Did I prefer driving it compared to a petrol Civic? Not a Type R, obviously, but I’d still pick it over a 1.0-litre or 1.5-litre. This new diesel is effortless, refined, almost entirely free from any distasteful diesel tricks (it’s returning to the standout refinement boasted by Honda’s original 2.2-litre i-CTDi diesel, something lost in the first era of the downsized 1.6) and is almost certain to deliver far better miles per gallon than the petrols. Family hatch diesel buyers, it’s genuinely hard to fault.
If you don’t do many miles a year, and rarely go near a motorway, as you were. There’s nothing to see here. Save your £1,300 and carry on buying the 129hp 1.0-litre petrol Civic. But those who cover average miles or more will know that only diesel will deliver the fuel economy and range they’re used to. Fleet drivers, this is still the Civic for you.

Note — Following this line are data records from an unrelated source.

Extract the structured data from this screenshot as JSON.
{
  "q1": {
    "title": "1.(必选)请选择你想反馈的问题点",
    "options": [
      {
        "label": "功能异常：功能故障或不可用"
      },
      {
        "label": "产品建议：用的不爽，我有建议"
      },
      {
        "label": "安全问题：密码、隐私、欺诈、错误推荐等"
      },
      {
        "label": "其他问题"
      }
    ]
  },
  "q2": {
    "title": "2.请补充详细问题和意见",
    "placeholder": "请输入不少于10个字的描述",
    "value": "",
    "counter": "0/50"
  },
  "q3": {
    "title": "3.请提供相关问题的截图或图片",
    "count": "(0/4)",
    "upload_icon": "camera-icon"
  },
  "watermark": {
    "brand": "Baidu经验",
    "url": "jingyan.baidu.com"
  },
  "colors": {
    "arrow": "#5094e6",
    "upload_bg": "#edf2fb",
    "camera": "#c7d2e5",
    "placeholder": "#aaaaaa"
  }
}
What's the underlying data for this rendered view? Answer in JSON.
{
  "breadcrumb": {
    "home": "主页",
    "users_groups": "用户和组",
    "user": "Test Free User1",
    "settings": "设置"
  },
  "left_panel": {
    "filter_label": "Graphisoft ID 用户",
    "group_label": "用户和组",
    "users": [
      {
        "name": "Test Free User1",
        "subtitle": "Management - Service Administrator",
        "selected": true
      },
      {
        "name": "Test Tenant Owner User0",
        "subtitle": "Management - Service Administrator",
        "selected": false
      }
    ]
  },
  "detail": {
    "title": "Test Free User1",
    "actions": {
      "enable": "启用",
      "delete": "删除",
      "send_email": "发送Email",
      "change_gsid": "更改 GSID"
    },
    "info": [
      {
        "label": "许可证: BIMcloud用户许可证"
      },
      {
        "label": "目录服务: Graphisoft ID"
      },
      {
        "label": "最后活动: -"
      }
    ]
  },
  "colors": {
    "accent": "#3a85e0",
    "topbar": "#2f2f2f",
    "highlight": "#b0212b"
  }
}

That Honda’s worked to make it cleaner and more refined than ever, with maintenance-free NOx tech and compliance with the latest, toughest economy and efficiency tests, is further good news. If it’s right for you, ignore the headlines and buy with confidence. It won’t just save you a fortune in running costs, but should also surprise and remind you just why we used to like modern diesels in the first place.
- Volkswagen Golf TDI
- Ford Focus TDCi
- Seat Leon TDI
- Vauxhall Astra CDTi
- Toyota Auris Hybrid
- 1.6 i-DTEC S: £20,120
- 1.6 i-DTEC SE: £20,220
- 1.6 i-DTEC SR: £22,065
- 1.6 i-DTEC EX: £24,925
Engine: 1.6-litre i-DTEC turbodiesel
Torque: 221lb ft
0-62mph: 9.8 seconds
Top speed: 124mph
Fuel economy (combined, NEDC): 80.7mpg
Boot space (seats up/down): 414/1,245 litres